We’ve recently made an upgrade to the caravan with the addition of a diesel heater. One thing that has prevented us from doing free camping over winter in the past has been the lack of heating in the van. As much as we love a good campfire, the caravan can be way too cold for comfort when you turn in, so we bought a diesel heater through Aussie Outback Stores, a camping, 4×4 and accessories supplier online.
A diesel heater was the preferred option for us over gas for a few reasons including that diesel is readily available even in remote areas and it won’t drain our LPG gas supply which is used for cooking and water heating. Diesel heaters need a 12V battery capacity to run so we had an extra battery installed at the same time.
The heater is a self-adjusting 1 – 5 KW unit that uses diesel from a 10 litre tank which is also supplied with the product. Fitting the unit was left to a friend who has installed many of these in a variety of different caravans. Diesel heaters can be installed by anyone with competent DIY skills and installation kits come with instructions which our installer has gone above and beyond with. The safety of diesel over gas was another consideration in our choosing this method of heating inside the van. Diesel heaters enable you to control airflow better than LPG, meaning you can keep a constant temperature as cold air is recirculated and warmed.
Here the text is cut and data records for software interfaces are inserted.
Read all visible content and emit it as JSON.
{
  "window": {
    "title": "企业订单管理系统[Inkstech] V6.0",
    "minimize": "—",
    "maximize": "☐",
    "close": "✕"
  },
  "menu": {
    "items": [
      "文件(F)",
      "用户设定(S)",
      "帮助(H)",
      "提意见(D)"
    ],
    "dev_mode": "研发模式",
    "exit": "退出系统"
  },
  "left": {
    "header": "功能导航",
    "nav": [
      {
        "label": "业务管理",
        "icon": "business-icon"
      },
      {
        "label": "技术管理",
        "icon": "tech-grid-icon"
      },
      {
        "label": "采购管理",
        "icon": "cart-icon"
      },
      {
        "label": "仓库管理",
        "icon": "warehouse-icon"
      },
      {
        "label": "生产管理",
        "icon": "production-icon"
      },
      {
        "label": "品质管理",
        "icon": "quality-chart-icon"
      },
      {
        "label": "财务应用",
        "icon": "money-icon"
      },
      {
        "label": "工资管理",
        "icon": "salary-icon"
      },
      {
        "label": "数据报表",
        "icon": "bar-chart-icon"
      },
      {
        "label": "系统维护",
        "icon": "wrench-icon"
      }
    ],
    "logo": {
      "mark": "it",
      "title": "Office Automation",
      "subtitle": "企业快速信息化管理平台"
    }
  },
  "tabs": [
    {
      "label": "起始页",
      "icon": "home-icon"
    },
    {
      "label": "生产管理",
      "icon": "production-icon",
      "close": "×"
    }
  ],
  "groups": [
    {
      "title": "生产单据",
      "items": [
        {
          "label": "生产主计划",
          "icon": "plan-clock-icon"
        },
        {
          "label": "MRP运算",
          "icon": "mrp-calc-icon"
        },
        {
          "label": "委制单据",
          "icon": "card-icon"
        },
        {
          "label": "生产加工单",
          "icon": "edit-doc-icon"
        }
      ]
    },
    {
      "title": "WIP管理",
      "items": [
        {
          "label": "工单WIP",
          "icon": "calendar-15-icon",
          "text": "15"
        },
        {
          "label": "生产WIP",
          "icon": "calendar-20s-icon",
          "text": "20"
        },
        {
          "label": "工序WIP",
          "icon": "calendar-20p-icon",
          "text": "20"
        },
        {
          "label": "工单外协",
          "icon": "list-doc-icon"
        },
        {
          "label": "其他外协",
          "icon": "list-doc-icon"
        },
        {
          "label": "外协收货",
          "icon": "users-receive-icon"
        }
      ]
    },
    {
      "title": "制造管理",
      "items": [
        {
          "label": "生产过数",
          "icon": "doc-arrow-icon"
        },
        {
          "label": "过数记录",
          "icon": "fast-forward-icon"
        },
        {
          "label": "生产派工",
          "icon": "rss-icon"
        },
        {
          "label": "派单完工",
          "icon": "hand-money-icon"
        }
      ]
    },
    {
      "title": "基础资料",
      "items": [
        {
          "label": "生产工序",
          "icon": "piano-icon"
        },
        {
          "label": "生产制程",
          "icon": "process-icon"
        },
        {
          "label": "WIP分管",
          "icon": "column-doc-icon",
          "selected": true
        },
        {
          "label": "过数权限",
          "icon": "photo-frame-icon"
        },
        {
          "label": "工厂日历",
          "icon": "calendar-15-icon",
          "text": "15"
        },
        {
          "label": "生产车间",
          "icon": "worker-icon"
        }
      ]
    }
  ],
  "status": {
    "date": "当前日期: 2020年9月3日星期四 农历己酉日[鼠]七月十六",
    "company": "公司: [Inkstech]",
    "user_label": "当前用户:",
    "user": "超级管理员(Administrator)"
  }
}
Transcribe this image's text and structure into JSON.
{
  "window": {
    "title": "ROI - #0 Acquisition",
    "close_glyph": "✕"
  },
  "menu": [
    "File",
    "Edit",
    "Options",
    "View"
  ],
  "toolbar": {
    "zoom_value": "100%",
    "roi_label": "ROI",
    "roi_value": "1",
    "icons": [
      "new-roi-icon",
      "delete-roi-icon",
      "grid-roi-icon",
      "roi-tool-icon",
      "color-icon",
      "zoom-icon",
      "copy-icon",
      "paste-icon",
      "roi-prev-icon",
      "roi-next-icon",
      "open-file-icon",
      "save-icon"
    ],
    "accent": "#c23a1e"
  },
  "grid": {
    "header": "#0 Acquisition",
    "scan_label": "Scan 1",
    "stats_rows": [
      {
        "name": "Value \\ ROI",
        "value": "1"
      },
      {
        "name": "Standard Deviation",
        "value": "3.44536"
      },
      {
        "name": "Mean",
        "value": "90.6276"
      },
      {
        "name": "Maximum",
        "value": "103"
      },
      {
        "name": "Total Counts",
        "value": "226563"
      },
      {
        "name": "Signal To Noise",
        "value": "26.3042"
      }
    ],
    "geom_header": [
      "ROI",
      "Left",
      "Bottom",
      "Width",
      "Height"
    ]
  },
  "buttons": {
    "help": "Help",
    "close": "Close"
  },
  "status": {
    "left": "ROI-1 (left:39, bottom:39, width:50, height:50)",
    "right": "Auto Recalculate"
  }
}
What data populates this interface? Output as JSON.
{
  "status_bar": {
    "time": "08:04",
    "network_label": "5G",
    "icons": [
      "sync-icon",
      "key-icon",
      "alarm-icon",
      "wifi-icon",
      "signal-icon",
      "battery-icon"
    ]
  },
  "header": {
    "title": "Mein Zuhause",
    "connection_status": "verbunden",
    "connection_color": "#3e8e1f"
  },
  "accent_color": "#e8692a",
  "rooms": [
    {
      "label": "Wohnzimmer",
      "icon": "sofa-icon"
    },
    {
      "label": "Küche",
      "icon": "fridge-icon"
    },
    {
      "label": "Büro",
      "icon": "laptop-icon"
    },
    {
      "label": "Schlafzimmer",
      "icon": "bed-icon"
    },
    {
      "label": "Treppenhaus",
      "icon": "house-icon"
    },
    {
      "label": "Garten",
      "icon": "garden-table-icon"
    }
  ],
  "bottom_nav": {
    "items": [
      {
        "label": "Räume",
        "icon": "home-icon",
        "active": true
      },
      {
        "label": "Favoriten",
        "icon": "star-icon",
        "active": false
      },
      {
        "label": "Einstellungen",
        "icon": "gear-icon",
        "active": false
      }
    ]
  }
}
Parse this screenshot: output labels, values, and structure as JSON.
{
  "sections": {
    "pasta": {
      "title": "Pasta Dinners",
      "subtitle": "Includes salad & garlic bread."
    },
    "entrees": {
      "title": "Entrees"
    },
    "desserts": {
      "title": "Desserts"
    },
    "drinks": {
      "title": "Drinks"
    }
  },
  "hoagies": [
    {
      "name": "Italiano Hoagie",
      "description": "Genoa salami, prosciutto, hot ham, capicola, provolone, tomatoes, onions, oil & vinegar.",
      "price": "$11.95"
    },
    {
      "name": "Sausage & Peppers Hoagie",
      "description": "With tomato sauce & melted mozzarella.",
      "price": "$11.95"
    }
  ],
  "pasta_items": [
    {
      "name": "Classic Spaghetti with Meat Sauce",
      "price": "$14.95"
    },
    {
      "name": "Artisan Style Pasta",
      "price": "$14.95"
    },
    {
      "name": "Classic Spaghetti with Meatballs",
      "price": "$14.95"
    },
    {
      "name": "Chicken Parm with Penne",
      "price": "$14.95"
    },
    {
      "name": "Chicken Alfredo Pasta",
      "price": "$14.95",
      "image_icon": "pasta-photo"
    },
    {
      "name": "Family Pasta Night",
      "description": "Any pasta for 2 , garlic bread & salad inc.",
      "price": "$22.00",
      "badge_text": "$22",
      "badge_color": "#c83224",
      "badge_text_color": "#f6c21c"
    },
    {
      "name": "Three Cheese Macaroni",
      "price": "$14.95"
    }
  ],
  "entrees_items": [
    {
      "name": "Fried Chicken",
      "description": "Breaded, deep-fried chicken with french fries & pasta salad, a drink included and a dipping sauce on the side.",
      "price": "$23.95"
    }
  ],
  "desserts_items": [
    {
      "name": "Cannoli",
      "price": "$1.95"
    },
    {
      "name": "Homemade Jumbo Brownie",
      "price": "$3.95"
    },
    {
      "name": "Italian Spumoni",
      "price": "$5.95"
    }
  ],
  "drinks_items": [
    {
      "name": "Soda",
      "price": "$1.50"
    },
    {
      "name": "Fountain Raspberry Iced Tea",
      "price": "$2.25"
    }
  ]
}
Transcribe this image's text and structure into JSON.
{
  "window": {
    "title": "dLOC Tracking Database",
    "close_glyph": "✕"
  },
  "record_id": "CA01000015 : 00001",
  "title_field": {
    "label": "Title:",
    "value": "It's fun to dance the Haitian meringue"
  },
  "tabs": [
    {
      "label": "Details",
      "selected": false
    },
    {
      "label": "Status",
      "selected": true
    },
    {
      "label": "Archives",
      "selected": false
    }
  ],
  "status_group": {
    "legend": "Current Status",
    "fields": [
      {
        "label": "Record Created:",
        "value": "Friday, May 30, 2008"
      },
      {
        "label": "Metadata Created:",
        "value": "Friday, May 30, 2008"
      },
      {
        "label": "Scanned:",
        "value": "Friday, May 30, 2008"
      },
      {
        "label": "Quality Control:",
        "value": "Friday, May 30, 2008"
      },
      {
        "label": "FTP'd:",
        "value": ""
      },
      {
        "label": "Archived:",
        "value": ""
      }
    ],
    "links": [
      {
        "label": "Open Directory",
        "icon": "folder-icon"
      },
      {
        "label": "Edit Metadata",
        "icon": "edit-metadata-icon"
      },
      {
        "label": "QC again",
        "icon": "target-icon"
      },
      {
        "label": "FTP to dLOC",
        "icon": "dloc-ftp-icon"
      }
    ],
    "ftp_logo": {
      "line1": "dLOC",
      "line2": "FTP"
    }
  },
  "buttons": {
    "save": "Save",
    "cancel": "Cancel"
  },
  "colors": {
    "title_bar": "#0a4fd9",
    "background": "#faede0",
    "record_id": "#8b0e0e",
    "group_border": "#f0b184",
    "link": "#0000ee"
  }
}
The prep work for installing the heater included making sure it could fit and work from the area we had in mind. This meant moving a few wires underneath the van to ensure that the heater could be installed underneath the club lounge seats at the front of our Jayco Silverline. Heat protective sheeting and paint was also applied to areas for extra safety.
On our van the diesel tank has been installed in the front boot and at the moment it’s the plastic one provided with the kit but it may be replaced with a sturdier metal tank in time if needed. We also had a second battery installed next to the existing caravan battery under a separate one of the lounge seats to help run the heater. The heater unit is protected by a cage made by our friend from an old security door, ingenious! This will protect the heater from any accidental knocks and damage. The size of the unit is 39x14x15 cm and it weighs 8kg. Both the air intake pipe and the exhaust pipe are underneath the front seating area and the heat is directed from under the table and towards the back of the van.
The heater has a remote control to adjust the temperature and wind power, the higher the wind speed the higher the heat output. The receiver for the remote and panel that shows the temperature setting is also installed in an unobtrusive place on the club lounge frame. One more item we will be buying and installing is a carbon monoxide detector, for under $40 and a couple of batteries it is a good insurance policy to have.
Our heater has had a couple of practice runs so far and the noise is negligible. When the unit is first fired up you can definitely hear it’s on inside and it’s louder from outside of the van but once it gets going it quietens down to being no louder than any fan heater.